Dataset entries
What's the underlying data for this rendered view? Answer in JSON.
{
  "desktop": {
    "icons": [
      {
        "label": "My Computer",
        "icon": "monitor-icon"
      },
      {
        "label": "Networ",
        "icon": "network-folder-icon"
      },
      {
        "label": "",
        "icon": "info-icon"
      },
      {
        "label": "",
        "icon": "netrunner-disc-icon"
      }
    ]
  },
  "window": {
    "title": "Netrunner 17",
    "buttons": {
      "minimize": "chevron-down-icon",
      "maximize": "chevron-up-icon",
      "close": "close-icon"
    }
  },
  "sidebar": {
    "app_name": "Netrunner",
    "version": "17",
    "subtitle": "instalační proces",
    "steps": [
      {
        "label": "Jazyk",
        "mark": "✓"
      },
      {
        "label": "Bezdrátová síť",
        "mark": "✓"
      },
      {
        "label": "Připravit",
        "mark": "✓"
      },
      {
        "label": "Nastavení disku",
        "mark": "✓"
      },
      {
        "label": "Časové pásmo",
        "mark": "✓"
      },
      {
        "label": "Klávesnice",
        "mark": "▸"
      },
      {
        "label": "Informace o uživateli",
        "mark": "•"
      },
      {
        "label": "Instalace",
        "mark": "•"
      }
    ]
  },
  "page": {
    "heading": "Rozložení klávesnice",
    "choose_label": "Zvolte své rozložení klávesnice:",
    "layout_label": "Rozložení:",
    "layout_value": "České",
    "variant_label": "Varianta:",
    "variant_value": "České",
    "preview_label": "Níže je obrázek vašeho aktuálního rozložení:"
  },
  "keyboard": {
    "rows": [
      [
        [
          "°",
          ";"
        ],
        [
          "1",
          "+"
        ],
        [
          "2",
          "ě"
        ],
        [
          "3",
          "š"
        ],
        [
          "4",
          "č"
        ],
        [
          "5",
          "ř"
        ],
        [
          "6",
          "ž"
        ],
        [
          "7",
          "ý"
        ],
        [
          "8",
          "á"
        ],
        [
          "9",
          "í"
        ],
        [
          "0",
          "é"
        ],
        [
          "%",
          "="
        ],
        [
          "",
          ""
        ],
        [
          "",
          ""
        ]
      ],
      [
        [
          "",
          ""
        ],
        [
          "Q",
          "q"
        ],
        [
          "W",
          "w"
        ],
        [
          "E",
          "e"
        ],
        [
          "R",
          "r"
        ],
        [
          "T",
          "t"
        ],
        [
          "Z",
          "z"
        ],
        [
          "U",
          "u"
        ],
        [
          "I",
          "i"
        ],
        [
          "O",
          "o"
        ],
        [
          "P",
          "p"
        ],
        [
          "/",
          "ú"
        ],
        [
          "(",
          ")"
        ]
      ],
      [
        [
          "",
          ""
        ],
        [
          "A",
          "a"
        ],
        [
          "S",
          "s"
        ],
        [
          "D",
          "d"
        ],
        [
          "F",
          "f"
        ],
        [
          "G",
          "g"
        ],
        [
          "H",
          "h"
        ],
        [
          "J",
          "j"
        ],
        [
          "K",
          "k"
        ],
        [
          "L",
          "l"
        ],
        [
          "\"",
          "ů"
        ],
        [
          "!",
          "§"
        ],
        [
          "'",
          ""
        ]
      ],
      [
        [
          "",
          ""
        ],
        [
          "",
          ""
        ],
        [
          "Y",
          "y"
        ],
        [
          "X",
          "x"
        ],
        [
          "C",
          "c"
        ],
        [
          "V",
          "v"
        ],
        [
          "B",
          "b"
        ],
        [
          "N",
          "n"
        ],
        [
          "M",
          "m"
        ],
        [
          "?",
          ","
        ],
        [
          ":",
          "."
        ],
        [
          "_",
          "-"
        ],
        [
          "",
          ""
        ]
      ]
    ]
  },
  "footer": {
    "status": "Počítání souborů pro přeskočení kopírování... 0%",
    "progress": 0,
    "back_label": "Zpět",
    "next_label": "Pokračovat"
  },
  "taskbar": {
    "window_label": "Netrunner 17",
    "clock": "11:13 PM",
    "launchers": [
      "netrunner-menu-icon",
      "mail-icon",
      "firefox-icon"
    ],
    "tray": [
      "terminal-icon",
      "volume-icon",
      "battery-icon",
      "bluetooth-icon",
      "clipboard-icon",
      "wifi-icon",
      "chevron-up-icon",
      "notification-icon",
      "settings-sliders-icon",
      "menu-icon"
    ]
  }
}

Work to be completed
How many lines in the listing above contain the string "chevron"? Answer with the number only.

Reply to the exercise
3